Open teams are easier to understand in a volunteer project. You need to keep the contributors or they won’t volunteer. Do open teams work in a corporate environment? Can they help you manage a distributed team of entirely full-time employees? I spoke to Mark Mitchell and other members of his company CodeSourcery to find the answer.
Mark Mitchell doesn’t like to describe his company as “virtual”. It‘s distributed, but CodeSourcery is very real. If your company produces a new piece of hardware that needs to run the GNU C/C++ compiler, then call CodeSourcery. They solve hard problems, delight customers, and work together without a single office.
CodeSourcery has about 30 engineers located all around the United States, as well as Canada, England, and Russia. Every employee works from home.
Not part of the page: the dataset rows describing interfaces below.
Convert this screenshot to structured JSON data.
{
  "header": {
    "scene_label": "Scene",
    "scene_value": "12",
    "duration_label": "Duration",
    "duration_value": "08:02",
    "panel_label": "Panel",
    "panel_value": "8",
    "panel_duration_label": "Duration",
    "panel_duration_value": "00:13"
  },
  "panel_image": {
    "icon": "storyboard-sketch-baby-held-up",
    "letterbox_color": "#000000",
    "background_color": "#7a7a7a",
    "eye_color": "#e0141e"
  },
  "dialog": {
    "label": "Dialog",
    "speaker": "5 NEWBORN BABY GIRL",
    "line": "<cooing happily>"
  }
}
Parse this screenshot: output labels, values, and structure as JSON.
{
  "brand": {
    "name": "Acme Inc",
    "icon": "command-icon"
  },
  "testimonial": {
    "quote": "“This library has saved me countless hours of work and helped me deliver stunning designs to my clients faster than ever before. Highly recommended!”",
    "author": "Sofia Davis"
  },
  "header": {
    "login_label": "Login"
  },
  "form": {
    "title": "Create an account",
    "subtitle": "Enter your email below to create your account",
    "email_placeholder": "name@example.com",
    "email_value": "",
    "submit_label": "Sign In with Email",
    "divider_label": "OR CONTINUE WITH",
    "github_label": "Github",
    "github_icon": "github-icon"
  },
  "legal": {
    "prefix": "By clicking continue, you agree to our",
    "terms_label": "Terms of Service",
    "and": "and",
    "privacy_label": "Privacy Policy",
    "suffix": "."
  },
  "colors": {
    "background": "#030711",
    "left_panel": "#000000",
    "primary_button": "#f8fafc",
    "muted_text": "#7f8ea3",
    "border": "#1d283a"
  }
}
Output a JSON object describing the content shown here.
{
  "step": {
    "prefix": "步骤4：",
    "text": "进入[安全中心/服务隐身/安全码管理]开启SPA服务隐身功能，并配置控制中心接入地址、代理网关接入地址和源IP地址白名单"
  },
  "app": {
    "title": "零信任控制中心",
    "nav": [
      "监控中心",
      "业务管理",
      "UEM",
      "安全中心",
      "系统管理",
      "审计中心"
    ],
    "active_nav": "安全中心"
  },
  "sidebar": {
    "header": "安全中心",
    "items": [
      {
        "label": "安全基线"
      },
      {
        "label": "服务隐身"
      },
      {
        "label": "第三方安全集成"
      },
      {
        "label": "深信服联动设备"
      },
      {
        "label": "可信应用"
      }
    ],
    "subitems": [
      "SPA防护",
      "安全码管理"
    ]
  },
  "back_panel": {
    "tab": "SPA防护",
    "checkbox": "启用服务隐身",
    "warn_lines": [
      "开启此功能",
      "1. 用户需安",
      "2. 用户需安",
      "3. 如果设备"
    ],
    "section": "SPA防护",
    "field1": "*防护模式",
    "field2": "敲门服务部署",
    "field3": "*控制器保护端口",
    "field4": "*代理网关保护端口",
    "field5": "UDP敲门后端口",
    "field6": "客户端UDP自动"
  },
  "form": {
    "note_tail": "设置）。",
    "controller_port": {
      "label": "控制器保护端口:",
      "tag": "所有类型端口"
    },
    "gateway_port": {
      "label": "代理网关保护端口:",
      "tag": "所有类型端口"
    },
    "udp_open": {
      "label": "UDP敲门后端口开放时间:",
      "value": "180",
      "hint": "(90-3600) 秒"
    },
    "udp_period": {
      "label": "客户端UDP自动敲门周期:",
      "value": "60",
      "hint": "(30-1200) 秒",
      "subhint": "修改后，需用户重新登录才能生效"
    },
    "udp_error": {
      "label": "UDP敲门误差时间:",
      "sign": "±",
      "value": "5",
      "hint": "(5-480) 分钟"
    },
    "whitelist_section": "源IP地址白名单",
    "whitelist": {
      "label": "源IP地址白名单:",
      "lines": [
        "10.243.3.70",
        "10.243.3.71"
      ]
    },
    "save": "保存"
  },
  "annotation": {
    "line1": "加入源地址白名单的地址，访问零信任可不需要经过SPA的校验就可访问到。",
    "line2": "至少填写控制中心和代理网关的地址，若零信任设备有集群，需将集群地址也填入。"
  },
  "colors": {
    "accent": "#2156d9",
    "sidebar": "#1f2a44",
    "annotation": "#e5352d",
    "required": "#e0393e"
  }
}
They develop complex system-level code for new chipsets most engineers have never heard of and create a cohesive team out of a group of people from around the world.
I spoke with Mark Mitchell, the CEO of CodeSourcery, and Nathan Sidwell, the manager of their GNU toolchain development group, as well as team members Ricardo Anguiano, Catherine Moore, and Stephan Seefeld in October of 2008. They discussed what it was like working in an open team and how it feels to work for a distributed company.